Five rules for German beer hall etiquette: Tips on what to do

Germany's most famous tavern, Hofbräuhaus, was built in Munich in 1589, and is where Lisa-Marie Maurus works as a waitress. Her favourite part about working there is meeting the mix of customers, whether regulars or visitors from all around the world, see


When entering a beer hall, don't wait to be seated on the ground floor area. Just go in and look for a place at one of the tables. If you see a sign on a table saying "stammtisch", the table is reserved for regulars. You are more than welcome to join other people at their table when you find a free seat there – people sit together at big tables, they drink together, they laugh and sing together, and hopefully become friends. The Hofbräuhaus has even received letters and emails from people who met here and later got married.
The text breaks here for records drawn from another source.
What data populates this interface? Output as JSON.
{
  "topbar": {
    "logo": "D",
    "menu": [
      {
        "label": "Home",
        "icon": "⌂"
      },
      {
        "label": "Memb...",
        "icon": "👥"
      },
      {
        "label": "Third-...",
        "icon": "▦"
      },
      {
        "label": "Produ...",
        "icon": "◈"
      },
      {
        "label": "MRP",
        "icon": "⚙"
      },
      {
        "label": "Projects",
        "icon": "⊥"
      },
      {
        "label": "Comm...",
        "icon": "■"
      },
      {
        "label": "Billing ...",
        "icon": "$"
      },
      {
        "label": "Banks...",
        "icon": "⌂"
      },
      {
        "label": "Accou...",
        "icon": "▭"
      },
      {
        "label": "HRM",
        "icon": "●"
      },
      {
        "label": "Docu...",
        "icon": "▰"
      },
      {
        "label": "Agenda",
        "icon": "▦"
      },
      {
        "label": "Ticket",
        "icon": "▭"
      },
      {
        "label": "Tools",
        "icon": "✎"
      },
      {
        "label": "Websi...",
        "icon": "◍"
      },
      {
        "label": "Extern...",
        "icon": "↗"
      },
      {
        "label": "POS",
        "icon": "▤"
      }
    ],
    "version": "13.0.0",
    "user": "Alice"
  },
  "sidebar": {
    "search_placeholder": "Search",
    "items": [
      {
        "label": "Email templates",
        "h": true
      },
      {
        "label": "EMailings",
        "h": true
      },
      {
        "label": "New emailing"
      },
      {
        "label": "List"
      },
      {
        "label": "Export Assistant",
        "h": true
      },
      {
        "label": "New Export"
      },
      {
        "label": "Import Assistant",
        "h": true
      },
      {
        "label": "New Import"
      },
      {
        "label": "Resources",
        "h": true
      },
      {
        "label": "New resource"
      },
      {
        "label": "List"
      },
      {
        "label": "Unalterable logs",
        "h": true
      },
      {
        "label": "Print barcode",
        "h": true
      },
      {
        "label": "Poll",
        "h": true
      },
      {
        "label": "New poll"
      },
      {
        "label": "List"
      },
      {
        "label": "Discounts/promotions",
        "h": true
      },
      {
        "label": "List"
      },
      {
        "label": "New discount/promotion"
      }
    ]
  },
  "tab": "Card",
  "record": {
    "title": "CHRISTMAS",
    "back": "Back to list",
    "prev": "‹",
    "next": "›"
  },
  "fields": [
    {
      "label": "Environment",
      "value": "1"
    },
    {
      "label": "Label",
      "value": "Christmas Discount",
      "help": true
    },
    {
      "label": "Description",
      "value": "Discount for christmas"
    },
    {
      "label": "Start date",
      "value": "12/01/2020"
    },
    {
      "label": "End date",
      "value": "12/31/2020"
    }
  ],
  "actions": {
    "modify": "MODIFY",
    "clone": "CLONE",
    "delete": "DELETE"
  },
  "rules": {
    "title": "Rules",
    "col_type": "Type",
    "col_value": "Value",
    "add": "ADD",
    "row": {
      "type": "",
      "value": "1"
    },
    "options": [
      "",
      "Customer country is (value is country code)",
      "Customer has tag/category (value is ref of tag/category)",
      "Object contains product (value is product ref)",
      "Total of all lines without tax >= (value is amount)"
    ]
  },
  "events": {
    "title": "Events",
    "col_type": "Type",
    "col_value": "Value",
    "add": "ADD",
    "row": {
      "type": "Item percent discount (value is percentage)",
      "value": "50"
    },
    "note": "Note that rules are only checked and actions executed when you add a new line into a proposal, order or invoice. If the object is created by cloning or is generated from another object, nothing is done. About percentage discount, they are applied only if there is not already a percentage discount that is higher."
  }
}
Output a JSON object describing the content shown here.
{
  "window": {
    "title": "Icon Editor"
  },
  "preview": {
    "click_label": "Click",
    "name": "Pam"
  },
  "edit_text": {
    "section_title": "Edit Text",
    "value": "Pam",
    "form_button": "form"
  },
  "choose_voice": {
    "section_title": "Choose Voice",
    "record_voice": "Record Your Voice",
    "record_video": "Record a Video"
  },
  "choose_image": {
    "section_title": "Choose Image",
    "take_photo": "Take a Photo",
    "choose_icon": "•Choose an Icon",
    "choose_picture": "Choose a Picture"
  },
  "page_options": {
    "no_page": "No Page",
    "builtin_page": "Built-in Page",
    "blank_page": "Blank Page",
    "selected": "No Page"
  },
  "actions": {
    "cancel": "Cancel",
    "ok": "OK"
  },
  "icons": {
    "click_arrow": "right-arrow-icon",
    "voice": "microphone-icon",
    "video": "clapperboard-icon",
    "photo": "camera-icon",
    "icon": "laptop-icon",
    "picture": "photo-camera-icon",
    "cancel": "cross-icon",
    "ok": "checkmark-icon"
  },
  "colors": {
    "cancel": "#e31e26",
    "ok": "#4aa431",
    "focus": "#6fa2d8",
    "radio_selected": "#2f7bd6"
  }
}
Beware of the size of the beer. Each comes in a one-litre stein. In Bavaria, we have a saying – "live and let live". It's OK to get a little drunk but there is no need to exaggerate, just behave and have fun. It's better to enjoy the good beer and be able to remember it the next day. Perhaps order a radler (a shandy) to keep going longer.


To toast, saying "Prost" is fine, "Ein Prosit" is even better. It is good etiquette to look people in the eye when clinking glasses, and especially to cheers with gusto. Leave your smartphone in your bag – what's better than Wi-Fi are the real people. Note that you may smoke only outside. Instead, you can do as many locals do and use traditional Bavarian snuff at the table.


Munich is the home of Oktoberfest: dress in authentic clothing to blend in – white blouses, dirndl dresses and aprons for women, lederhosen for men. The Hofbräu-Festzelt (Hofbrau tent) is the largest of Munich's 34 beer tents, and is known as the party tent, with a capacity just shy of 10,000 people inside and out. Try to reserve a table in any of the tents beforehand, or get there early to get a seat, and bring cash as credit cards are not so readily accepted at the festival.


Don't eat before you visit. Not only are the one-litre mugs big, but so are the portion sizes of the homemade food served at the beer halls. Consider visiting before noon to experience the traditional Munich breakfast of white sausage, pretzels and a wheat beer.

Munich's 186th Oktoberfest runs until October 6, see In Australia, Oktoberfest in the Gardens runs in Melbourne (October 19) and in Sydney (October 26). See